In the case of Brown University, endowed with John Brown’s fortune and built using slave labor, the administration has been historically reticent. For centuries, literally, the topic was a taboo that was not talked about. In 2000, Drs. Carolyn and Richard Fluehr-Lobban of the Rhode Island College Anthropology Department, along with colleagues from the Rhode Island Black Heritage Society, recognized the moment had come when they might force this discussion into the open. The John Brown House, previously a private museum, had come into financial arrears and needed to be absorbed by the Rhode Island Historical Society, meaning it was now being funded by tax payers who had the right to insist that the building tours be modified to include mention of slavery. This led to an 18 month dispute, culminating in August 2002 with the unveiling of a plaque from Black Heritage that said the words ‘slave trader’. In 2003, Brown President Ruth Simmons, granddaughter of a slave herself, appointed a Steering Committee that later issued a report with suggestions for future scholarship and memorial.
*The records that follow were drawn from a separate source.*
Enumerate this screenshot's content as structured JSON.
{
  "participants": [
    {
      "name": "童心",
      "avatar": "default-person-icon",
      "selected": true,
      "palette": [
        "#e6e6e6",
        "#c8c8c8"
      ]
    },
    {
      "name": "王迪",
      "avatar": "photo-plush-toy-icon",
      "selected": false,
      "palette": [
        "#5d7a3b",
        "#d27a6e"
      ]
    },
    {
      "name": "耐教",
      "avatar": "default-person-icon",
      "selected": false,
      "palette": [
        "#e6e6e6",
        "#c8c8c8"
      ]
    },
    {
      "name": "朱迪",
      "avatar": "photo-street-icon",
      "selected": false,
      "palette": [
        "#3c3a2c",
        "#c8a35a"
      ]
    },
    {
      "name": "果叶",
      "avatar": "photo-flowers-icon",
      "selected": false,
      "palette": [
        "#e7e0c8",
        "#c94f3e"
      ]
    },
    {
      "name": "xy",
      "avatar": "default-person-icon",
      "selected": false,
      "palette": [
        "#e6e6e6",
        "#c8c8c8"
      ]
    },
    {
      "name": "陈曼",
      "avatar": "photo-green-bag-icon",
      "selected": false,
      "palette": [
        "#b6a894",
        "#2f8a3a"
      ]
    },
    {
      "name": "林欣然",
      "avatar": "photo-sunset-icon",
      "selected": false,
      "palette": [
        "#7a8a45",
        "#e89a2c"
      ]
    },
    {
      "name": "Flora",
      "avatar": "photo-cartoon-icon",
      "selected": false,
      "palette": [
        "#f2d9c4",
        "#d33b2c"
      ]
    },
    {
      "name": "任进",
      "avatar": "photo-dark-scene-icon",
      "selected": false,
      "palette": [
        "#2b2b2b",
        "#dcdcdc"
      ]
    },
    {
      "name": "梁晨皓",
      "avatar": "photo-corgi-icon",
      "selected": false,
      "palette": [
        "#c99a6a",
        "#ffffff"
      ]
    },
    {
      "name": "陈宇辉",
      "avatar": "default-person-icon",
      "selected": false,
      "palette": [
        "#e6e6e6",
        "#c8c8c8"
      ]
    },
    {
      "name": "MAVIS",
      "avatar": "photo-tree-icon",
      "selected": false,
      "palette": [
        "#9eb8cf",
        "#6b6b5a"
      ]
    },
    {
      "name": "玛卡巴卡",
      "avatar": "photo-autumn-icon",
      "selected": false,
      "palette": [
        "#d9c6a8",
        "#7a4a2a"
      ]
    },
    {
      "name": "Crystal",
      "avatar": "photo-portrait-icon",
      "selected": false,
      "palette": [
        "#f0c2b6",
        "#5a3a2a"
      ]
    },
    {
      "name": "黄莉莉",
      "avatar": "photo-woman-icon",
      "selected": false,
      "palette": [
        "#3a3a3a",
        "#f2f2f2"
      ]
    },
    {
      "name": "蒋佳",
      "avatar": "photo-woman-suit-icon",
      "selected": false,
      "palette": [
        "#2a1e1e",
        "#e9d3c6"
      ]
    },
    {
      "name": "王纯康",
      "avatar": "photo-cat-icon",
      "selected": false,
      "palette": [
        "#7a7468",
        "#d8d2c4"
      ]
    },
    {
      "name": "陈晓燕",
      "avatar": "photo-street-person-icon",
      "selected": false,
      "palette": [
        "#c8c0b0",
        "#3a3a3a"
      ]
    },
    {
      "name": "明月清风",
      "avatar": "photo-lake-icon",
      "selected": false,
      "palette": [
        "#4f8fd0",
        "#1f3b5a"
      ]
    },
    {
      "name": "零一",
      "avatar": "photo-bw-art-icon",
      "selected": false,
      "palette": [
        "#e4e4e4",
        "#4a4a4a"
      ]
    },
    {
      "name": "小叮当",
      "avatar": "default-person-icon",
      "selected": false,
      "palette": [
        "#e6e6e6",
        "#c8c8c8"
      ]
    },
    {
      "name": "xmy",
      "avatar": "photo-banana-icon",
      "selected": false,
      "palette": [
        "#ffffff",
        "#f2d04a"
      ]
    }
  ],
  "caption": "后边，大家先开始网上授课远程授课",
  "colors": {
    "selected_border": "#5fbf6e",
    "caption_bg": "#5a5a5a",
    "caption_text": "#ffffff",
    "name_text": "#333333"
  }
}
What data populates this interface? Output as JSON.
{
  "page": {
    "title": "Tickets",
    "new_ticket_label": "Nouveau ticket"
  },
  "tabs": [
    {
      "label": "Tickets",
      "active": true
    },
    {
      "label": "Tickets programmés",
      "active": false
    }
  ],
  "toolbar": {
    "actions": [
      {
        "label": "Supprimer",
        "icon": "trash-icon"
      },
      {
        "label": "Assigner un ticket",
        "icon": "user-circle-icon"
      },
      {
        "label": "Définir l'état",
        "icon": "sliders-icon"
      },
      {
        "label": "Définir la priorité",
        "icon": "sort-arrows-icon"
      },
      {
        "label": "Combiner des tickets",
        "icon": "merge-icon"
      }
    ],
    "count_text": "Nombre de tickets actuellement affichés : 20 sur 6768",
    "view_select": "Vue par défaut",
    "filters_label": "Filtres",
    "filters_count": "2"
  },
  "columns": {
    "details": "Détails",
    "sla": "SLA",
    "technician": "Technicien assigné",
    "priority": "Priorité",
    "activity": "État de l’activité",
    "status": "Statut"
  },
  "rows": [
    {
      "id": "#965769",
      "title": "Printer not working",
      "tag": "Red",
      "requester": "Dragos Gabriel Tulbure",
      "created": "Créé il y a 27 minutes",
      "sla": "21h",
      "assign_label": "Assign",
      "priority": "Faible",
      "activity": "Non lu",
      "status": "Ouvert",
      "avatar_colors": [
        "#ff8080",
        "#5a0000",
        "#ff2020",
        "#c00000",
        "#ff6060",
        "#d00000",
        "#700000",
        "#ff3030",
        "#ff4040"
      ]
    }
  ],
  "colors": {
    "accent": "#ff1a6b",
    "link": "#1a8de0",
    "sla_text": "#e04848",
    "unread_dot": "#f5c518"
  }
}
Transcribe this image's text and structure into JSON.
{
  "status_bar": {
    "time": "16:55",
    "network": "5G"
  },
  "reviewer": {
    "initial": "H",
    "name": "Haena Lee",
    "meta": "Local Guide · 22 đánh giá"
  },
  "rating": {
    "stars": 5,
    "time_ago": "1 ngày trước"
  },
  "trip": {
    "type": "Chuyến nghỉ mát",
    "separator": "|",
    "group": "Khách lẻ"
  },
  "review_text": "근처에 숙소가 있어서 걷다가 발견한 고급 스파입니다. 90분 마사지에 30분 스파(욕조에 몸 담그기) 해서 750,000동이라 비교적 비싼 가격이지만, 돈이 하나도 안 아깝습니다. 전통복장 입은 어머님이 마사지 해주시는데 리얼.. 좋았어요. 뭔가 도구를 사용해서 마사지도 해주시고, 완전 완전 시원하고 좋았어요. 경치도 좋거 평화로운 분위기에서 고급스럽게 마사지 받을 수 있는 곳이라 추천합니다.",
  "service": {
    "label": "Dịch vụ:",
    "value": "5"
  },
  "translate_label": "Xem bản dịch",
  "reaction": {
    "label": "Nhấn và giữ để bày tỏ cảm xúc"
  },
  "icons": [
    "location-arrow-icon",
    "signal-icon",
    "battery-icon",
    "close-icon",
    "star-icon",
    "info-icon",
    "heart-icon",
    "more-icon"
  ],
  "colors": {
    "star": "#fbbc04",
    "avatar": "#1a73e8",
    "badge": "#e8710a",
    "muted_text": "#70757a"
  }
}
However, Brown is quite territorial and wishes to maintain absolute control of the narrative. The head of the Center for the Study of Slavery and Justice, Prof. Barrymore Bogues, has accused me of unprofessional conduct for interviewing the Fluehr-Lobbans and other figures who forced the discussion to begin while not including him. The people in charge of the Gaspee Days celebrations have vandalized my posters advertising the film (though I must admit that a select few members, such as Latina educator Marta Martinez, bookseller Karen Calkins of Twice Told Tales, and Jeff St. Germain, owner of Little Falls Cafe and father with his husband Matt of an adopted African American child, have been supportive). Last year, with the assistance of the State of Rhode Island’s video production unit Capitol TV, traditionally used for the broadcasting of sessions from the State House, the Gaspee Days Committee produced its own documentary that white-washes the unsavory aspects of this story and glorifies men who traded in human flesh as heroes. This is the definition of racism in New England, not a glaring image like a burning cross but a conspiracy of silence and ignorance.
At this point, I have no delusions of grandeur about making it big with my documentary. But I remain forceful in fostering the discussion through screenings and other promotions. Why? In cities like Ferguson or Baltimore, the recent protests occurred because the reality is that community celebrations and heritage festivals did not make a place for historical persons of color. That cultural apartheid is dangerous.
The Pawtuxet area has evolved in a way where black and brown children are now moving into the area thanks to the suburbanization of a growing black middle class. Unless we create a narrative that not just has space for a few token blacks but instead celebrates their contributions from the beginning, we will have a tragedy on our hands very quickly. Gaspee Days began this year on April 3 and there is no discussion of Aaron Briggs. The children of color continue to expand in population and grow in age.
Like a pressure cooker, one can feel the white supremacy at work.